It’s not helpful’: Energy Minister Angus Taylor slams Jackie Trad’s gas ‘cash grab’
Federal Energy Minister Angus Taylor has taken a swing at the Queensland Labor Government over its decision to hike gas royalties, describing the decision as “cash grab” that would hurt business and consumers.
“It’s not helpful,” he said, speaking at the Energy Week conference in Melbourne today.
“At the end of the day what we’ve seen in Queensland is a state government that is using the energy sector, electricity and gas, to try to make ends meet in a budget where they’re not making ends meet.”
Mr Taylor said Queensland Treasurer Jackie Trad was using high electricity prices and the latest gas royalty hike — which takes Queensland’s rate on its $15 billion worth of LNG exports from 10 per cent to 12.5 per cent, raising an extra $476 million over the next four years — to prop up the state budget.
“They took over $1.6 billion into their budget from electricity consumers last year. And they are now doing the same with gas,” he said.
“Quiet Australians want to see jobs in industry, energy intensive industries, continue to prosper. And tearing money out of those industries to bolster a budget is not helpful, and is not in line with what we need to do to deliver successful prosperous industries with the competitive edge we’ve had for so many years. It’s a cash grab by the Queensland Government.”
Mr Taylor also admitted Australia’s carbon emissions are rising “in absolute terms” but said Australia’s growing natural gas exports are largely responsible for the lift, and liquefied natural gas power generation based on Australian exports would lower carbon emissions across the globe.
Mr Taylor said Australian LNG exports were a transition fuel for the global economy and were helping replace coal-fired generators across the globe, ultimately reducing carbon emissions.
Asked whether he accepted recent data showed Australia’s total emissions were rising, Mr Taylor said “Yes, in absolute terms”.
“But the point I’ve made, always, is that we’re at the lowest levels in 29 years per capita, and on an emissions intensity basis. And, importantly, the major contributor to emissions increases in recent years has been the LNG industry and we should take a very salient look at the role it is playing, because it is a very positive role,” he said.
Australia has close to 50 million tonnes of LNG export capacity, with sales of the field estimated to be worth about $52 billion next financial year.
The Federal Government’s quarterly report on national carbon emissions, released last week, showed a seasonally adjusted 0.8 per cent lift on the previous quarter — the eleventh straight quarterly rise in a row.

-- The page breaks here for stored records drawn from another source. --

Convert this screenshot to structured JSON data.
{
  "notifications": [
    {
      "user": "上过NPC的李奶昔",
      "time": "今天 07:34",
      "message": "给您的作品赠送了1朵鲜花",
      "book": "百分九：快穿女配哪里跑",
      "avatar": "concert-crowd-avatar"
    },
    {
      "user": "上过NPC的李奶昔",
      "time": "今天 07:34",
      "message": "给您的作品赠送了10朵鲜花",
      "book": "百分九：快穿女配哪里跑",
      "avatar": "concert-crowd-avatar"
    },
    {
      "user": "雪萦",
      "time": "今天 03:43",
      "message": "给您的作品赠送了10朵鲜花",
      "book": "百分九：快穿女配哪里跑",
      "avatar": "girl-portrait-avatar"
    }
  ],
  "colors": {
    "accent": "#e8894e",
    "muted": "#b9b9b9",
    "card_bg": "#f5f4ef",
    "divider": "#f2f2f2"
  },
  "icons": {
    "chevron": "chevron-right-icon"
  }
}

Mr Taylor admitted Australia’s LNG industry was a substantial contributor to Australian emissions, arguing total national carbon emissions would have fallen 20 million tonnes since 2014, to 499 million tonnes, without the gas sector. Instead they have risen 4 million tonnes from a 534mt 2014 baseline that includes the LNG sector, to 538mt.